Faculty of Engineering and Natural Sciences
Model Predictive Control: The Best is Yet to Come
Jan Maciejowski, Cambridge University

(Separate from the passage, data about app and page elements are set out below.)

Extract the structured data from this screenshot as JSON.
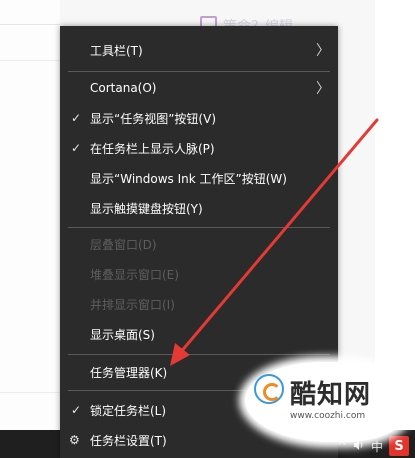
{
  "background": {
    "top_right_text": "策命？编辑"
  },
  "menu": {
    "items": [
      {
        "label": "工具栏(T)",
        "has_arrow": true
      },
      {
        "label": "Cortana(O)",
        "has_arrow": true
      },
      {
        "label": "显示“任务视图”按钮(V)",
        "checked": true
      },
      {
        "label": "在任务栏上显示人脉(P)",
        "checked": true
      },
      {
        "label": "显示“Windows Ink 工作区”按钮(W)"
      },
      {
        "label": "显示触摸键盘按钮(Y)"
      },
      {
        "label": "层叠窗口(D)",
        "disabled": true
      },
      {
        "label": "堆叠显示窗口(E)",
        "disabled": true
      },
      {
        "label": "并排显示窗口(I)",
        "disabled": true
      },
      {
        "label": "显示桌面(S)"
      },
      {
        "label": "任务管理器(K)"
      },
      {
        "label": "锁定任务栏(L)",
        "checked": true
      },
      {
        "label": "任务栏设置(T)"
      }
    ],
    "check_glyph": "✓",
    "arrow_glyph": "〉",
    "gear_glyph": "⚙"
  },
  "tray": {
    "chevron": "^",
    "volume_icon": "speaker-icon",
    "ime": "中",
    "app_letter": "S"
  },
  "watermark": {
    "brand": "酷知网",
    "url": "www.coozhi.com"
  },
  "colors": {
    "menu_bg": "#2b2b2b",
    "menu_text": "#ffffff",
    "disabled_text": "#5e5e5e",
    "arrow": "#e53935",
    "taskbar": "#1f1f1f"
  }
}
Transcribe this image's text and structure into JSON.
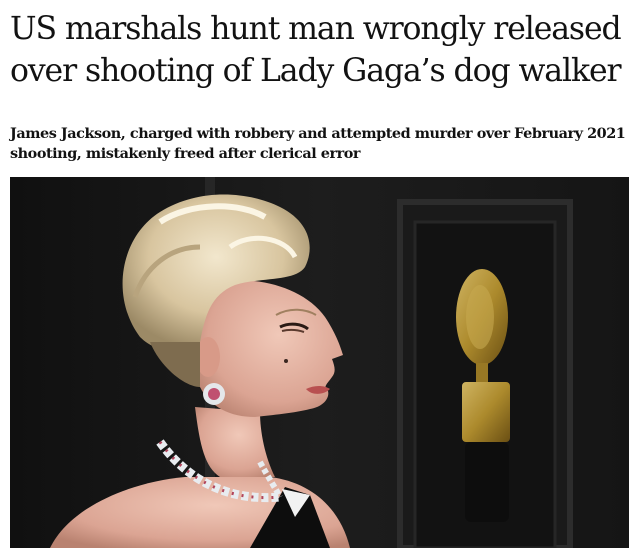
{
  "article": {
    "headline": "US marshals hunt man wrongly released over shooting of Lady Gaga’s dog walker",
    "standfirst": "James Jackson, charged with robbery and attempted murder over February 2021 shooting, mistakenly freed after clerical error"
  },
  "image": {
    "subject": "Lady Gaga at awards ceremony with gramophone trophy backdrop"
  },
  "colors": {
    "text": "#121212",
    "background": "#ffffff",
    "photo_backdrop": "#1b1b1b",
    "trophy_gold": "#c8a032"
  }
}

ABSTRACT: This talk advances the notion that Model Predictive Control (MPC) has the potential to make a huge technological and economic impact, comparable with those of the foundational concepts of Control. MPC is potentially an effective technology for the integrated control of various systems, ranging from standard "low-level" control tasks, such as attitude control and process regulation, to more "high-level" tasks such as mission-management, mid-mission re-planning, active fault-tolerance, and in general increased autonomy, of both vehicles and enterprises. MPC provides a unified approach to planning and control in dynamic environments. Its online, real-time optimisation can exploit knowledge of system models and behaviour constraints to make complex decisions without unnecessary conservatism. Furthermore, links to fundamental control theory enable MPC to provide guarantees such as assured levels of performance despite unknown disturbances. Basic MPC, for simple formation control for example, requires the online solution of a convex linear or quadratic program, which can be done very fast. However, for more complex problems such as guaranteed robustness or discrete-decision making, managing computational complexity becomes a key challenge to implementation. I will outline briefly some of the work we have done at Cambridge, aiming to address this and other challenges.
BIO: Jan Maciejowski is Professor of Control Engineering and Head of the Information Engineering Division at Cambridge University. He worked in the space industry before starting an academic career. He has researched in the areas of multivariable control, system identification, the application of control to macroeconomics, computer-aided control design, and predictive control. He is currently interested in applying predictive control ideas to autonomous systems. He is the author of 2 well-known textbooks, "Multivariable Feedback Design" (1989) and "Predictive Control with Constraints" (2002). In 2002 he was President of the Institute of Measurement and Control (UK), and from 2003 to 2005 he was President of the European Union Control Association. (More details available at:
October 12, 2009, 13:40, FENS L062